|Fees||Look up fees|
Students will study the practice of performing and teaching instrumental and vocal music from an evidence-based perspective. A wide range of psychological issues that are of interest to musicians and music educators will be examined, with the aim of challenging participants to consider new ways of thinking about performing and teaching music performance as a result of having developed informed approaches to their own (and others) musical development.
This subject can be taken as a single subject via the Community Access Program, or for credit towards the Master of Music Studies degree. Further information regarding the Community Access Program and Application forms can be accessed via this website - http://www.unimelb.edu.au/community/access/
Intended learning outcomes
On completion of this subject, students should be able to:
- Become acquainted with the main strands of contemporary research in music performance science and music psychology;
- Understand concepts of skill acquisition as these apply to learning to perform music;
- Examine relationships between a performer and/or composer and his/her audience;
- Understand how ideas and emotions are transmitted to an audience;
- Discuss theories concerning expertise development and developmental processes relevant to performing music at the highest level;
- Reflect critically on relevant areas of their own professional practice in light of their newly acquired knowledge of performance science and music psychology;
- Become equipped with the knowledge necessary to understand how researchers design, investigate and report on performance science and music psychology research; and
- Become aware of how optimum performance can be enhanced through a greater understanding of research and its applications to the performance and practice of music.
On completion of this subject, students will have enhanced the following generic skills:
- The capacity to subject concepts, beliefs and habits of thought and action to critical scrutiny and evaluation;
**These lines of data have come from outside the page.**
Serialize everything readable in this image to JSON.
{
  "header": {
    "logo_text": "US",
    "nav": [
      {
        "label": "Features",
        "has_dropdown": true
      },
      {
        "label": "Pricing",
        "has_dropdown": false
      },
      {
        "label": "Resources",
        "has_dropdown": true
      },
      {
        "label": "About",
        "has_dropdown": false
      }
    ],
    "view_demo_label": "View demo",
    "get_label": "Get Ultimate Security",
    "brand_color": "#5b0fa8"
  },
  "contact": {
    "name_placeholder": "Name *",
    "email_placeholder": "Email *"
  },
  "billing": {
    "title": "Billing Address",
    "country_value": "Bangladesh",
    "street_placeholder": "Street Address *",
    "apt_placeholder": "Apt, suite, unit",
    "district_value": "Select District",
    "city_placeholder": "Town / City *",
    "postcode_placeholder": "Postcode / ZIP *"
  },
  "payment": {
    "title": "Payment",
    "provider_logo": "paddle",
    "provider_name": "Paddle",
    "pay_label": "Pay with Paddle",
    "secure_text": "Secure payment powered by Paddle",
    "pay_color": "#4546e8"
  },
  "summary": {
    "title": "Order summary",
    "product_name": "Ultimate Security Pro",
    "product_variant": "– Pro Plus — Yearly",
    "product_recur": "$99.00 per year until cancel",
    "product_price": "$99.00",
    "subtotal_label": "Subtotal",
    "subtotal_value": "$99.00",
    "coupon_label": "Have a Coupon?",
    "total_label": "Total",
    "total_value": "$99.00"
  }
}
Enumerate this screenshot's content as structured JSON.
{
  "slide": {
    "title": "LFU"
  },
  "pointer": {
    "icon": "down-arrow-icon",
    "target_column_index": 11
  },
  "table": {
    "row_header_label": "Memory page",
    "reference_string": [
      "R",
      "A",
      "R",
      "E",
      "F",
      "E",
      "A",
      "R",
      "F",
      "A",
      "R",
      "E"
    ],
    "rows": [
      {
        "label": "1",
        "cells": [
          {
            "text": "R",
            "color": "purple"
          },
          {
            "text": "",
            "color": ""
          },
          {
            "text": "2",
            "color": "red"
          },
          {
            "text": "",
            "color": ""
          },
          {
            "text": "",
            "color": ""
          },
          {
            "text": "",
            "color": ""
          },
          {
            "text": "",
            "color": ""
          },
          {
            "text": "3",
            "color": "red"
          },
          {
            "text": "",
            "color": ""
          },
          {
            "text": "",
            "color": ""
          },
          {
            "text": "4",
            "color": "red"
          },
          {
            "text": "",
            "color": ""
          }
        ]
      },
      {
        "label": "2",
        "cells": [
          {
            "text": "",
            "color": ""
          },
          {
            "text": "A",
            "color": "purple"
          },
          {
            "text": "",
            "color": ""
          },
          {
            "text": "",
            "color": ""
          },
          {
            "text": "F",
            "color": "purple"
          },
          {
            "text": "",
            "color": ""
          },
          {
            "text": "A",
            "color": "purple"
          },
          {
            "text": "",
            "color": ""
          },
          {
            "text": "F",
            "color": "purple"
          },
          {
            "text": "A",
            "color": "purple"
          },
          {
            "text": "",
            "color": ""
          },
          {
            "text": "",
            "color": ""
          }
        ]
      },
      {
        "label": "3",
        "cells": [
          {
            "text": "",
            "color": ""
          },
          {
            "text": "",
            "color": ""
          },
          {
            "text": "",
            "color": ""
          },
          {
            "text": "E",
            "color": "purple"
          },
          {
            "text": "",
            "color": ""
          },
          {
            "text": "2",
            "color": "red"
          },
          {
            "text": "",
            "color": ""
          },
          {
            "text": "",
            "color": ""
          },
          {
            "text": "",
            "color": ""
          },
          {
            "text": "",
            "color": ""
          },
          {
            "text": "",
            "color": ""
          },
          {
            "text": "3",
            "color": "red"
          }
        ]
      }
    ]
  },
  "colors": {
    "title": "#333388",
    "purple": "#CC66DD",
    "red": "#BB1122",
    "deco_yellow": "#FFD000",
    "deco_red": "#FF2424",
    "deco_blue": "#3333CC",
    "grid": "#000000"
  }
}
- The capacity to subject concepts, beliefs and habits of thought and action to the applied context; and
- The ability to produce and evaluate scholarly writing.
Last updated: 3 November 2022